Dataset rows describing interfaces
*-*-*

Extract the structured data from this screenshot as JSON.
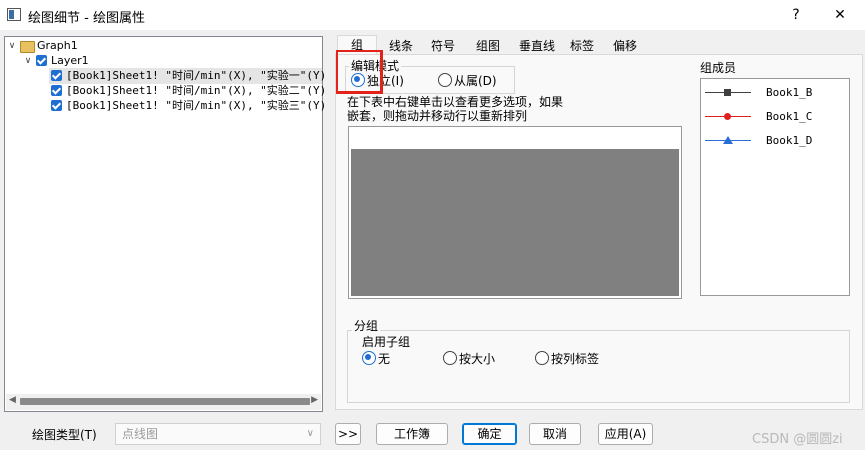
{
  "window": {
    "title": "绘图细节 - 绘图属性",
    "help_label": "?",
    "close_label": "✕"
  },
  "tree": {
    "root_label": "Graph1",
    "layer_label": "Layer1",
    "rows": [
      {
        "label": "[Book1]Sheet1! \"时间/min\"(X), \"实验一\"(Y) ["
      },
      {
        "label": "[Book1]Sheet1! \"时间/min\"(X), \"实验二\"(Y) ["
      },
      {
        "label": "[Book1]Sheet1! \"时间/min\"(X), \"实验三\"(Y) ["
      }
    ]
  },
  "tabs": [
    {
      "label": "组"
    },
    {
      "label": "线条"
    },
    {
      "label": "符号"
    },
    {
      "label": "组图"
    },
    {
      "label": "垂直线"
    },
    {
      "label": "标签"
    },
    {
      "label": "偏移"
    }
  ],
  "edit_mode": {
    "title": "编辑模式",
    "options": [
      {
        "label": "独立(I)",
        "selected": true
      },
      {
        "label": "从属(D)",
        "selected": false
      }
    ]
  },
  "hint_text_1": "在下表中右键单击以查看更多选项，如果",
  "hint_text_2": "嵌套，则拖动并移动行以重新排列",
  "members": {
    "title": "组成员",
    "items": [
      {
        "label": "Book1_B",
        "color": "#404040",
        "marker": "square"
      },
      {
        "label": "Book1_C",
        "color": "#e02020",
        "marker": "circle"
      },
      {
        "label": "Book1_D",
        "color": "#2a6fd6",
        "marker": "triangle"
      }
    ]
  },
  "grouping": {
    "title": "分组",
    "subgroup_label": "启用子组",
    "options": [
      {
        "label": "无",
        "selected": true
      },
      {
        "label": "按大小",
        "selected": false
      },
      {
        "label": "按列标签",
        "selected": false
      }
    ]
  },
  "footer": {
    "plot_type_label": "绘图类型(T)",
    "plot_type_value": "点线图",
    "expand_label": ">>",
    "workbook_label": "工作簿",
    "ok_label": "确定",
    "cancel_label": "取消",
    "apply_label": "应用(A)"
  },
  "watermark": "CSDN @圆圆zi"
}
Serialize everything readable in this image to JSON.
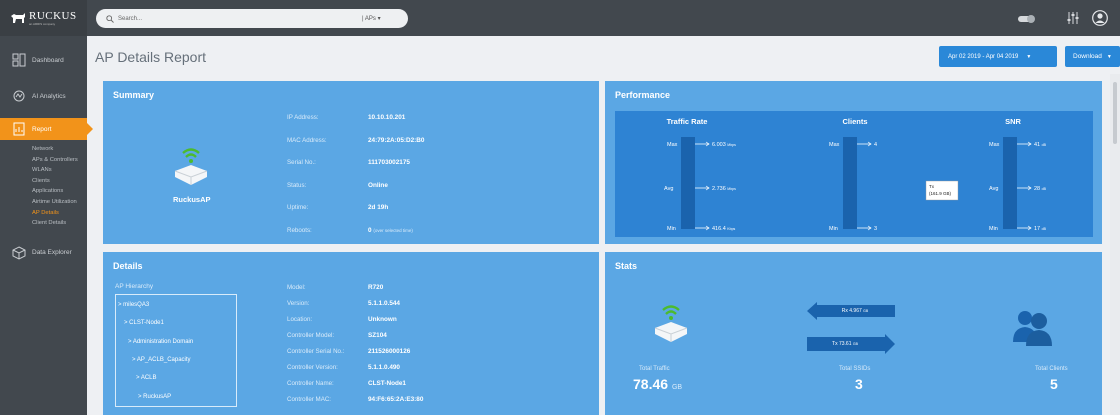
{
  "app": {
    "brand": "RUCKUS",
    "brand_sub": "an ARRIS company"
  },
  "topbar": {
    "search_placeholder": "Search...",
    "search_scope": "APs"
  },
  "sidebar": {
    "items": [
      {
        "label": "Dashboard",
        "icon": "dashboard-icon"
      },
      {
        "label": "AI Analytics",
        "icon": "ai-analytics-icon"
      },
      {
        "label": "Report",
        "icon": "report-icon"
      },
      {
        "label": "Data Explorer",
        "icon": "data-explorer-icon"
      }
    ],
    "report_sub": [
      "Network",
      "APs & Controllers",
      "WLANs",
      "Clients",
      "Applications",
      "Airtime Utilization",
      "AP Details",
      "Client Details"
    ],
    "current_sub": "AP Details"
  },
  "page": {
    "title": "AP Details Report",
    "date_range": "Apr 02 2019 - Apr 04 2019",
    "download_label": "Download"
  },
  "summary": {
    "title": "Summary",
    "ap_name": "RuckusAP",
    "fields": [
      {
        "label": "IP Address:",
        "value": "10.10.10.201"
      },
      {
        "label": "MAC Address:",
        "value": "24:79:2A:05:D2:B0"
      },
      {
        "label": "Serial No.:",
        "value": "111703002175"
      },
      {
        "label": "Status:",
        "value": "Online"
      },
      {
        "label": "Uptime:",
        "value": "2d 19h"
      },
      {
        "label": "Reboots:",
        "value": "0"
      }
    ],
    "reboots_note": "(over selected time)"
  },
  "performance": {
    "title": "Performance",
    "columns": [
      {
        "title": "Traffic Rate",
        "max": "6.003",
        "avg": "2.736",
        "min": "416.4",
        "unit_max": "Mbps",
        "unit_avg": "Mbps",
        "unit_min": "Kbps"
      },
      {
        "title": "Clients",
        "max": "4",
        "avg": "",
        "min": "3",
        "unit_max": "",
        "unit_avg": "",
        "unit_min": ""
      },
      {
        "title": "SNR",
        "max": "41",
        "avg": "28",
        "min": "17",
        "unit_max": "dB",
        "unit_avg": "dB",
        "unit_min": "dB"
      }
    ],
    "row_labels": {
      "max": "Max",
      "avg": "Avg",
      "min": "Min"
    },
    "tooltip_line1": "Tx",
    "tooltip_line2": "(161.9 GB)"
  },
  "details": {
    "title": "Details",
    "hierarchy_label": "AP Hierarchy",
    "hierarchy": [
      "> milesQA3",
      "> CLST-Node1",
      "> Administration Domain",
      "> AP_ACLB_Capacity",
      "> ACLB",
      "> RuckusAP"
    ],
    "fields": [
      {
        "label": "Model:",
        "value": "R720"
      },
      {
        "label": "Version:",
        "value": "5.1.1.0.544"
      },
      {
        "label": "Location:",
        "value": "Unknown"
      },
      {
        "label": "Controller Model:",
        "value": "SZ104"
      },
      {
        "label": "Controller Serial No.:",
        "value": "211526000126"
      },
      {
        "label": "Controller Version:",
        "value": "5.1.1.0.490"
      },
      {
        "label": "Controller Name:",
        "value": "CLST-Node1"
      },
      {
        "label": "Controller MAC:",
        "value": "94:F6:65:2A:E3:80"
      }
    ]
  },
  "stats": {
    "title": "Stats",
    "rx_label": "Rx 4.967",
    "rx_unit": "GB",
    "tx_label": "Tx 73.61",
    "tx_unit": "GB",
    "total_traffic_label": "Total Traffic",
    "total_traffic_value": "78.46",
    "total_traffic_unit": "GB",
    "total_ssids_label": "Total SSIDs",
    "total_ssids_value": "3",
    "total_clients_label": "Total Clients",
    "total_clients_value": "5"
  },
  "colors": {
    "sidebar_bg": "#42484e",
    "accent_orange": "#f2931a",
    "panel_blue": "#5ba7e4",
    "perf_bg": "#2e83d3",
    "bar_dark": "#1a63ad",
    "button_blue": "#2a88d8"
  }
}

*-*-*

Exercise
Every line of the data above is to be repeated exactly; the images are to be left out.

Exercise answer
Extract the structured data from this screenshot as JSON.
{
  "window": {
    "title": "绘图细节 - 绘图属性",
    "help_label": "?",
    "close_label": "✕"
  },
  "tree": {
    "root_label": "Graph1",
    "layer_label": "Layer1",
    "rows": [
      {
        "label": "[Book1]Sheet1! \"时间/min\"(X), \"实验一\"(Y) ["
      },
      {
        "label": "[Book1]Sheet1! \"时间/min\"(X), \"实验二\"(Y) ["
      },
      {
        "label": "[Book1]Sheet1! \"时间/min\"(X), \"实验三\"(Y) ["
      }
    ]
  },
  "tabs": [
    {
      "label": "组"
    },
    {
      "label": "线条"
    },
    {
      "label": "符号"
    },
    {
      "label": "组图"
    },
    {
      "label": "垂直线"
    },
    {
      "label": "标签"
    },
    {
      "label": "偏移"
    }
  ],
  "edit_mode": {
    "title": "编辑模式",
    "options": [
      {
        "label": "独立(I)",
        "selected": true
      },
      {
        "label": "从属(D)",
        "selected": false
      }
    ]
  },
  "hint_text_1": "在下表中右键单击以查看更多选项，如果",
  "hint_text_2": "嵌套，则拖动并移动行以重新排列",
  "members": {
    "title": "组成员",
    "items": [
      {
        "label": "Book1_B",
        "color": "#404040",
        "marker": "square"
      },
      {
        "label": "Book1_C",
        "color": "#e02020",
        "marker": "circle"
      },
      {
        "label": "Book1_D",
        "color": "#2a6fd6",
        "marker": "triangle"
      }
    ]
  },
  "grouping": {
    "title": "分组",
    "subgroup_label": "启用子组",
    "options": [
      {
        "label": "无",
        "selected": true
      },
      {
        "label": "按大小",
        "selected": false
      },
      {
        "label": "按列标签",
        "selected": false
      }
    ]
  },
  "footer": {
    "plot_type_label": "绘图类型(T)",
    "plot_type_value": "点线图",
    "expand_label": ">>",
    "workbook_label": "工作簿",
    "ok_label": "确定",
    "cancel_label": "取消",
    "apply_label": "应用(A)"
  },
  "watermark": "CSDN @圆圆zi"
}
Serialize everything readable in this image to JSON.
{
  "app": {
    "brand": "RUCKUS",
    "brand_sub": "an ARRIS company"
  },
  "topbar": {
    "search_placeholder": "Search...",
    "search_scope": "APs"
  },
  "sidebar": {
    "items": [
      {
        "label": "Dashboard",
        "icon": "dashboard-icon"
      },
      {
        "label": "AI Analytics",
        "icon": "ai-analytics-icon"
      },
      {
        "label": "Report",
        "icon": "report-icon"
      },
      {
        "label": "Data Explorer",
        "icon": "data-explorer-icon"
      }
    ],
    "report_sub": [
      "Network",
      "APs & Controllers",
      "WLANs",
      "Clients",
      "Applications",
      "Airtime Utilization",
      "AP Details",
      "Client Details"
    ],
    "current_sub": "AP Details"
  },
  "page": {
    "title": "AP Details Report",
    "date_range": "Apr 02 2019 - Apr 04 2019",
    "download_label": "Download"
  },
  "summary": {
    "title": "Summary",
    "ap_name": "RuckusAP",
    "fields": [
      {
        "label": "IP Address:",
        "value": "10.10.10.201"
      },
      {
        "label": "MAC Address:",
        "value": "24:79:2A:05:D2:B0"
      },
      {
        "label": "Serial No.:",
        "value": "111703002175"
      },
      {
        "label": "Status:",
        "value": "Online"
      },
      {
        "label": "Uptime:",
        "value": "2d 19h"
      },
      {
        "label": "Reboots:",
        "value": "0"
      }
    ],
    "reboots_note": "(over selected time)"
  },
  "performance": {
    "title": "Performance",
    "columns": [
      {
        "title": "Traffic Rate",
        "max": "6.003",
        "avg": "2.736",
        "min": "416.4",
        "unit_max": "Mbps",
        "unit_avg": "Mbps",
        "unit_min": "Kbps"
      },
      {
        "title": "Clients",
        "max": "4",
        "avg": "",
        "min": "3",
        "unit_max": "",
        "unit_avg": "",
        "unit_min": ""
      },
      {
        "title": "SNR",
        "max": "41",
        "avg": "28",
        "min": "17",
        "unit_max": "dB",
        "unit_avg": "dB",
        "unit_min": "dB"
      }
    ],
    "row_labels": {
      "max": "Max",
      "avg": "Avg",
      "min": "Min"
    },
    "tooltip_line1": "Tx",
    "tooltip_line2": "(161.9 GB)"
  },
  "details": {
    "title": "Details",
    "hierarchy_label": "AP Hierarchy",
    "hierarchy": [
      "> milesQA3",
      "> CLST-Node1",
      "> Administration Domain",
      "> AP_ACLB_Capacity",
      "> ACLB",
      "> RuckusAP"
    ],
    "fields": [
      {
        "label": "Model:",
        "value": "R720"
      },
      {
        "label": "Version:",
        "value": "5.1.1.0.544"
      },
      {
        "label": "Location:",
        "value": "Unknown"
      },
      {
        "label": "Controller Model:",
        "value": "SZ104"
      },
      {
        "label": "Controller Serial No.:",
        "value": "211526000126"
      },
      {
        "label": "Controller Version:",
        "value": "5.1.1.0.490"
      },
      {
        "label": "Controller Name:",
        "value": "CLST-Node1"
      },
      {
        "label": "Controller MAC:",
        "value": "94:F6:65:2A:E3:80"
      }
    ]
  },
  "stats": {
    "title": "Stats",
    "rx_label": "Rx 4.967",
    "rx_unit": "GB",
    "tx_label": "Tx 73.61",
    "tx_unit": "GB",
    "total_traffic_label": "Total Traffic",
    "total_traffic_value": "78.46",
    "total_traffic_unit": "GB",
    "total_ssids_label": "Total SSIDs",
    "total_ssids_value": "3",
    "total_clients_label": "Total Clients",
    "total_clients_value": "5"
  },
  "colors": {
    "sidebar_bg": "#42484e",
    "accent_orange": "#f2931a",
    "panel_blue": "#5ba7e4",
    "perf_bg": "#2e83d3",
    "bar_dark": "#1a63ad",
    "button_blue": "#2a88d8"
  }
}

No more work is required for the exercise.